Joia Mukherjee–physician, professor, human rights activist, inspirational speaker, chief medical officer of Partners in Health–you are a woman with a fierce mind and an equally fierce heart.
When you were eight, you traveled to your father’s native India. The poverty you witnessed there never left you, searing itself into your consciousness and becoming your fuel for changing the world. After growing up in Huntington, New York, you studied at the University of Michigan where you received your undergraduate degree in chemistry, and cellular and molecular biology. You then earned your medical degree from the University of Minnesota, and completed your residency at Massachusetts General Hospital with training in infectious diseases, internal medicine, and pediatrics. Along the way, you also earned a graduate degree in public health from Harvard University. Soon you became an associate professor of medicine in the division of Global Health Equity at the Brigham and Women’s Hospital in Boston as well as an associate professor of global health and social medicine at Harvard Medical School. As a researcher, you have concentrated on the medical complexities of HIV and drug-resistant tuberculosis, and have coauthored countless articles including studies of infectious diseases, child mortality rates, and PTSD among Haitian immigrant students.
In 2000, you joined forces with Paul Farmer and others to become the chief medical officer of Partners in Health, the international nonprofit organization focused on reducing global health disparities. Partners in Health has a clear mission: “We go. We make house calls. We build health systems. We stay.” And you stayed, working around the world in some of the most desperate, heart-breaking—and uplifting—places on earth: Haiti, Lesotho, Peru, Mexico, Russia, Rwanda, Malawi, Liberia, Sierra Leone, and the Navajo Nation in the United States. It is no wonder you have been recognized for your work with honorary degrees, and awards including the Hero of Humanity citation from Heifer International and the Drapkin Award for Humanism in Medicine from the Icahn School of Medicine at Mount Sinai.

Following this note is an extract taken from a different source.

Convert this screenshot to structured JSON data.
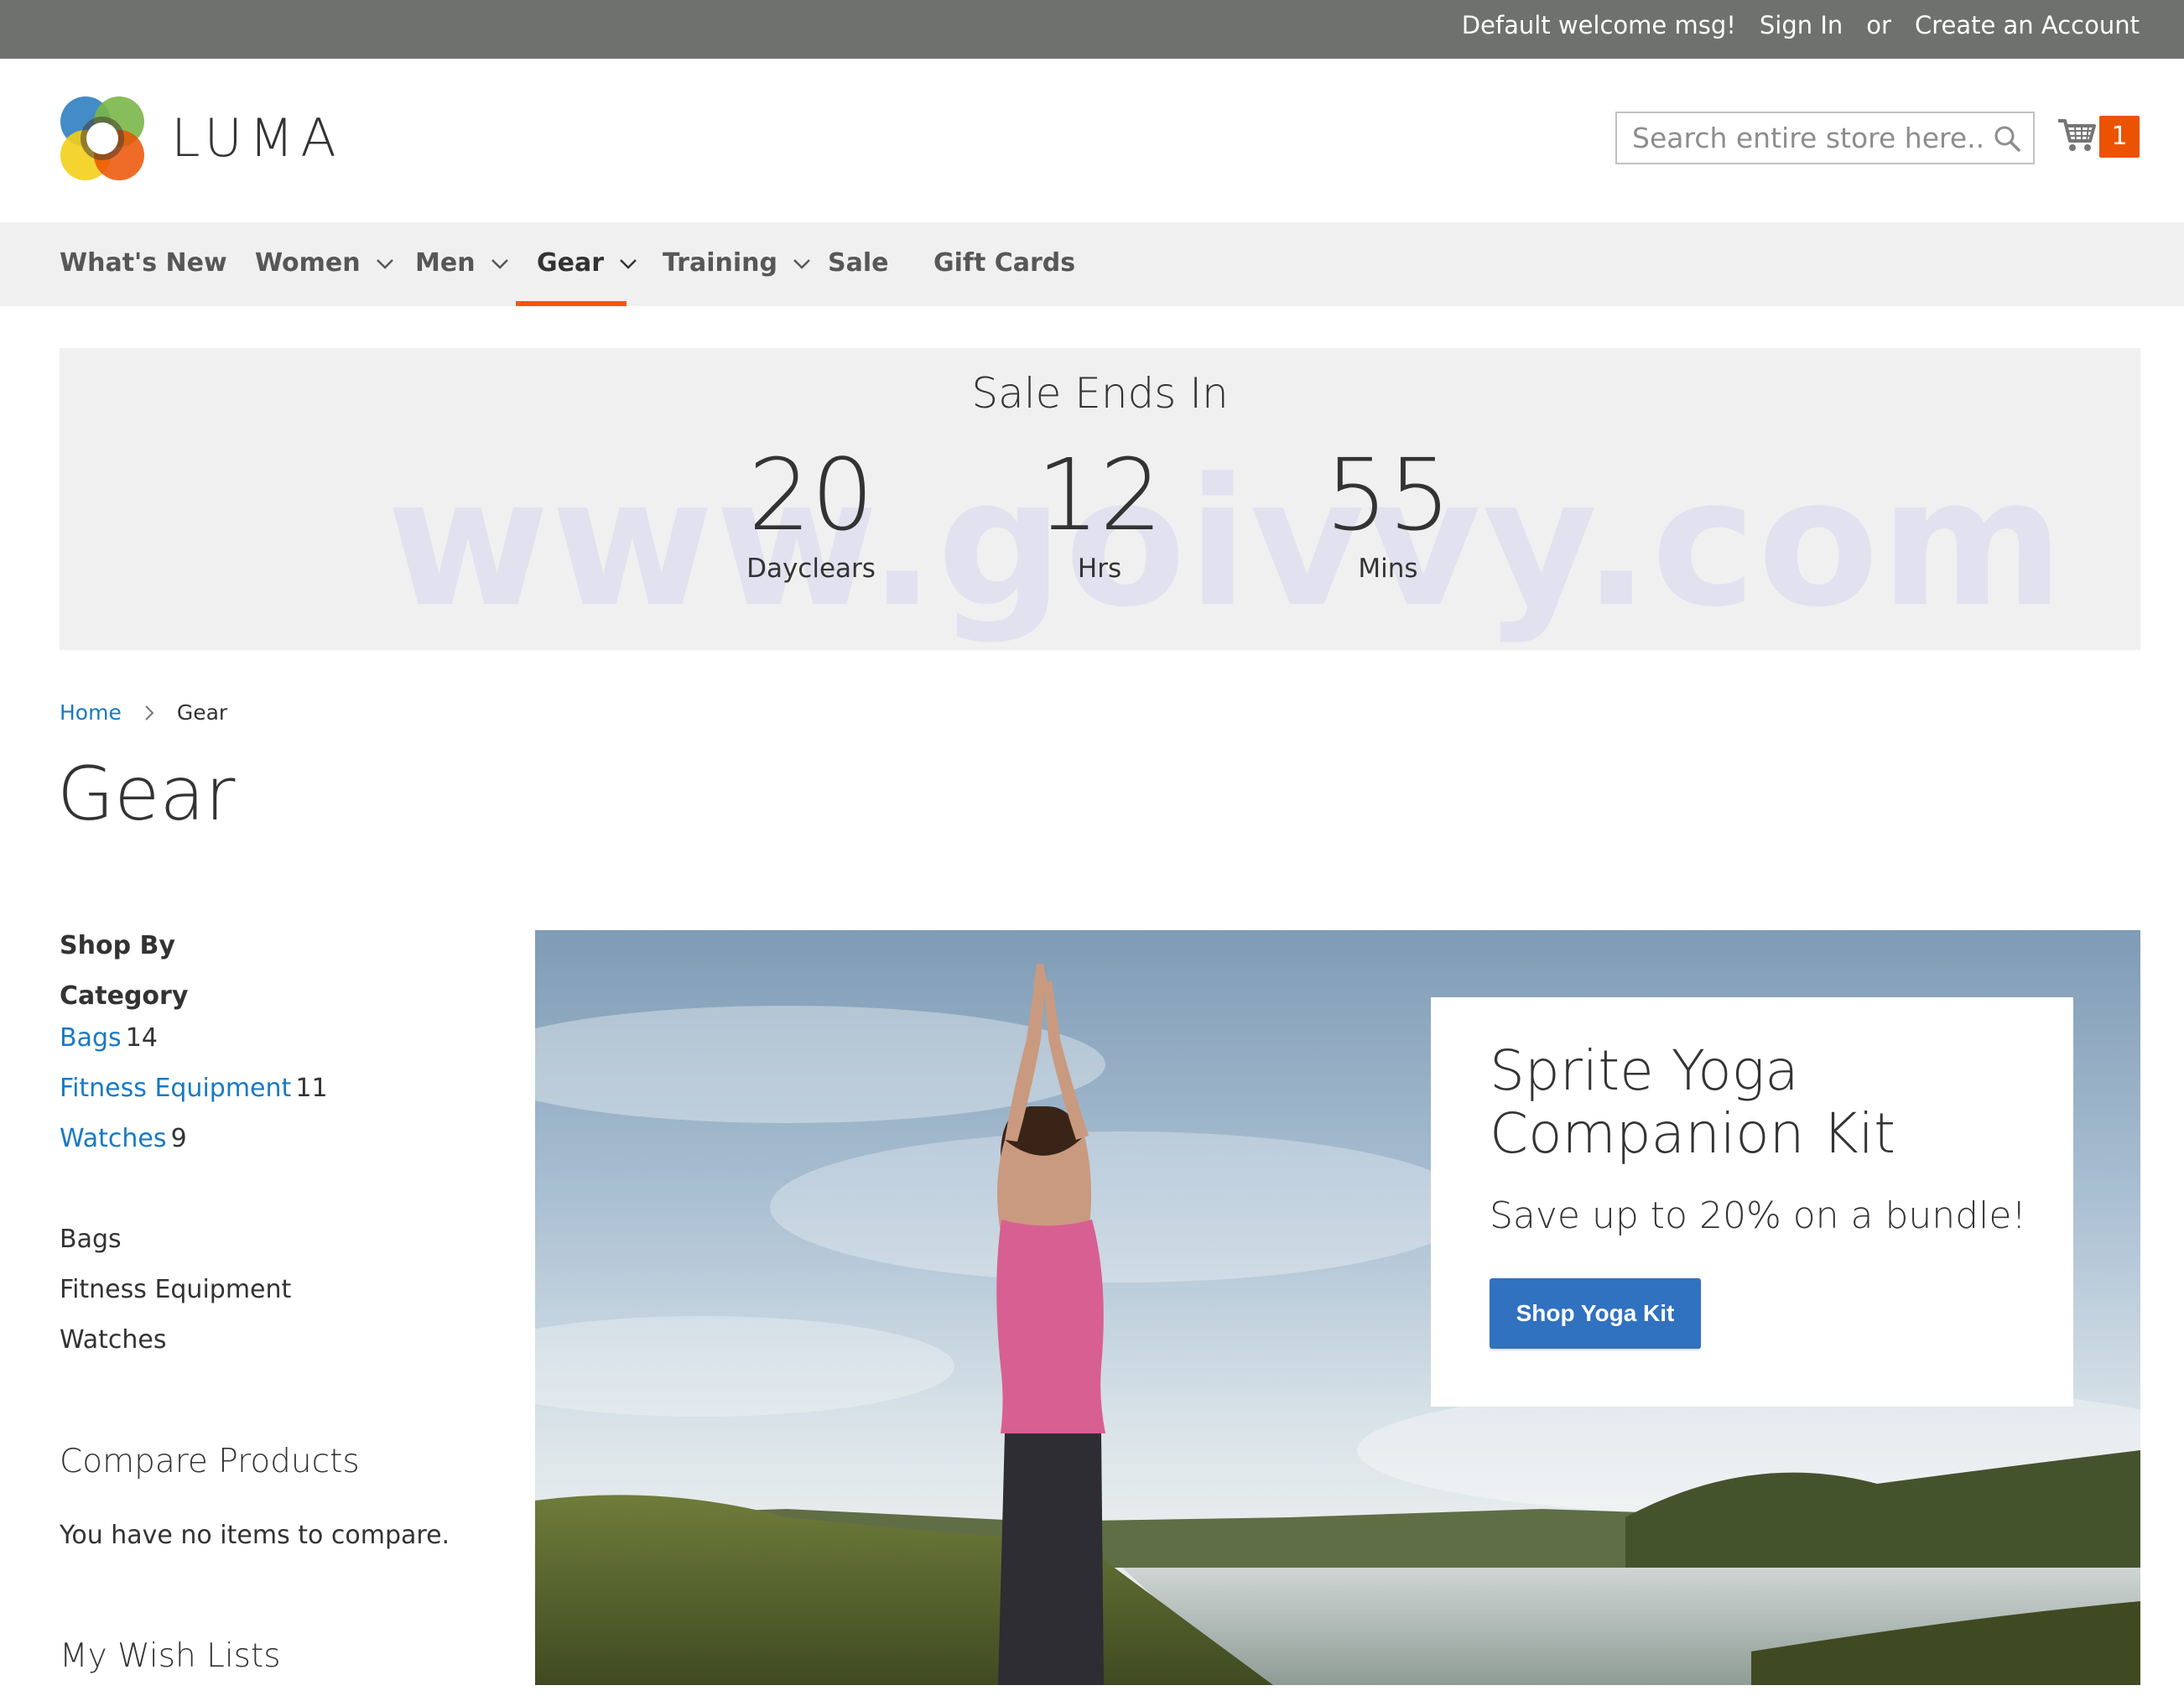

You wrote, “We won’t win every battle. We won’t save every child. But together we can be the standard bearers of human dignity by being present in humility and in solidarity with the world’s most vulnerable individuals, families, and communities.” As you put it, we need to work toward a “softening of society.” The softening you call for is not one borne out of compassion alone. It is also borne out of justice. You are indeed fierce: fierce about eradicating disease, fierce about ending poverty, fierce about extending human rights. Your life has shown that fierceness and softness are not antonyms. To you, softness in action is justice.

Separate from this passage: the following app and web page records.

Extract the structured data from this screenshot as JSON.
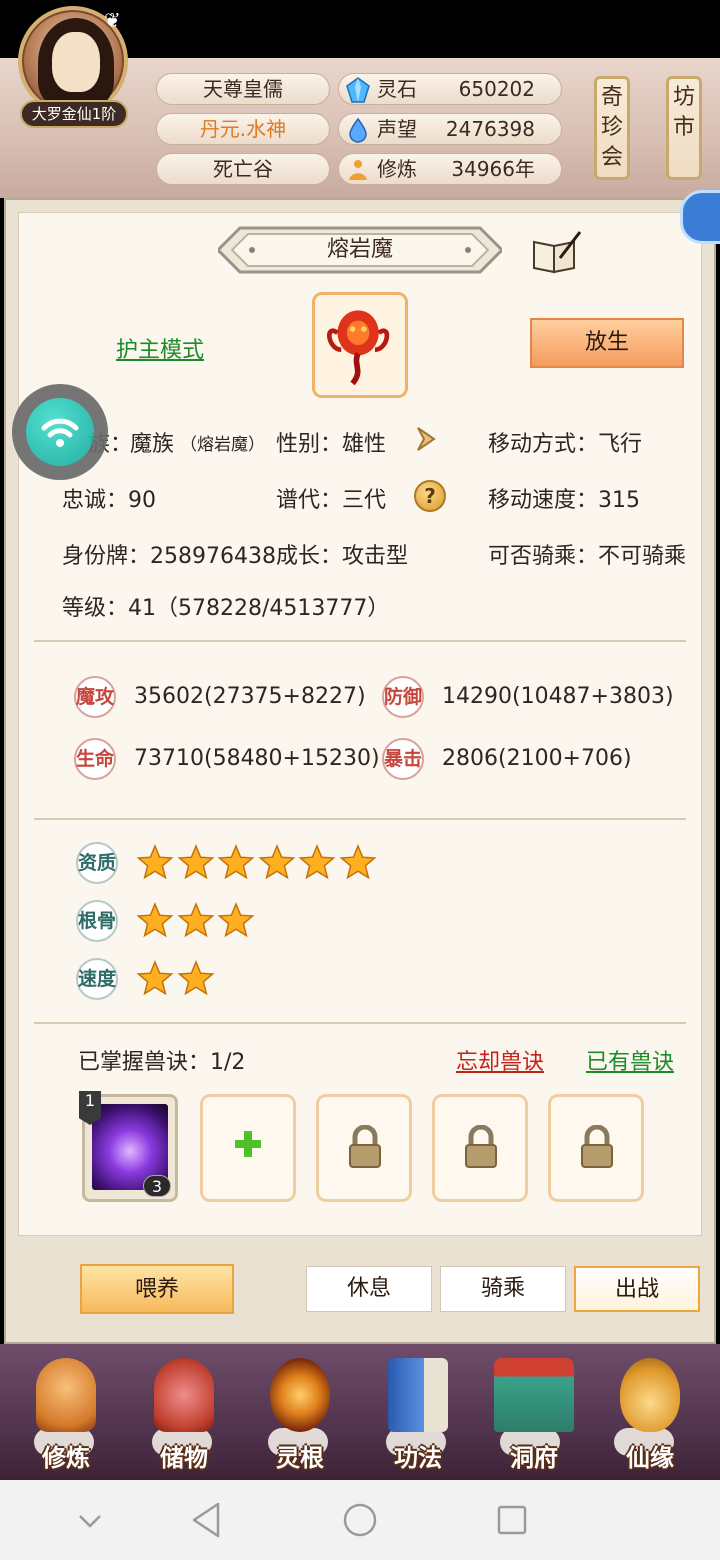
{
  "header": {
    "rank": "大罗金仙1阶",
    "title": "天尊皇儒",
    "faction": "丹元.水神",
    "location": "死亡谷",
    "resources": [
      {
        "label": "灵石",
        "value": "650202"
      },
      {
        "label": "声望",
        "value": "2476398"
      },
      {
        "label": "修炼",
        "value": "34966年"
      }
    ],
    "side_tags": [
      {
        "text": "奇珍会"
      },
      {
        "text": "坊市"
      }
    ]
  },
  "pet": {
    "name": "熔岩魔",
    "mode_link": "护主模式",
    "release_button": "放生",
    "race_label": "族：",
    "race_value": "魔族",
    "race_detail": "（熔岩魔）",
    "gender": "性别：雄性",
    "move_type": "移动方式：飞行",
    "loyalty": "忠诚：90",
    "generation": "谱代：三代",
    "move_speed": "移动速度：315",
    "id_tag": "身份牌：258976438",
    "growth": "成长：攻击型",
    "rideable": "可否骑乘：不可骑乘",
    "level": "等级：41（578228/4513777）"
  },
  "stats": [
    {
      "badge": "魔攻",
      "value": "35602(27375+8227)"
    },
    {
      "badge": "防御",
      "value": "14290(10487+3803)"
    },
    {
      "badge": "生命",
      "value": "73710(58480+15230)"
    },
    {
      "badge": "暴击",
      "value": "2806(2100+706)"
    }
  ],
  "qualities": [
    {
      "badge": "资质",
      "stars": 6
    },
    {
      "badge": "根骨",
      "stars": 3
    },
    {
      "badge": "速度",
      "stars": 2
    }
  ],
  "skills": {
    "mastered_label": "已掌握兽诀：1/2",
    "forget_link": "忘却兽诀",
    "owned_link": "已有兽诀",
    "owned_level": "1",
    "owned_count": "3"
  },
  "actions": {
    "feed": "喂养",
    "rest": "休息",
    "ride": "骑乘",
    "fight": "出战"
  },
  "nav": [
    {
      "label": "修炼",
      "icon": "monk-icon"
    },
    {
      "label": "储物",
      "icon": "bag-icon"
    },
    {
      "label": "灵根",
      "icon": "spirit-orb-icon"
    },
    {
      "label": "功法",
      "icon": "book-icon"
    },
    {
      "label": "洞府",
      "icon": "palace-icon"
    },
    {
      "label": "仙缘",
      "icon": "gourd-icon"
    }
  ],
  "colors": {
    "accent_orange": "#f59c5e",
    "link_green": "#1e8a2a",
    "link_red": "#c2241a",
    "faction_orange": "#e07a1e"
  }
}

For your tireless work bringing equitable health care to the world’s neediest communities, for your impassioned stand on equality, and for showing us that justice can indeed soften the world, Mount Holyoke College is proud to bestow upon you the degree of Doctor of Science, honoris causa.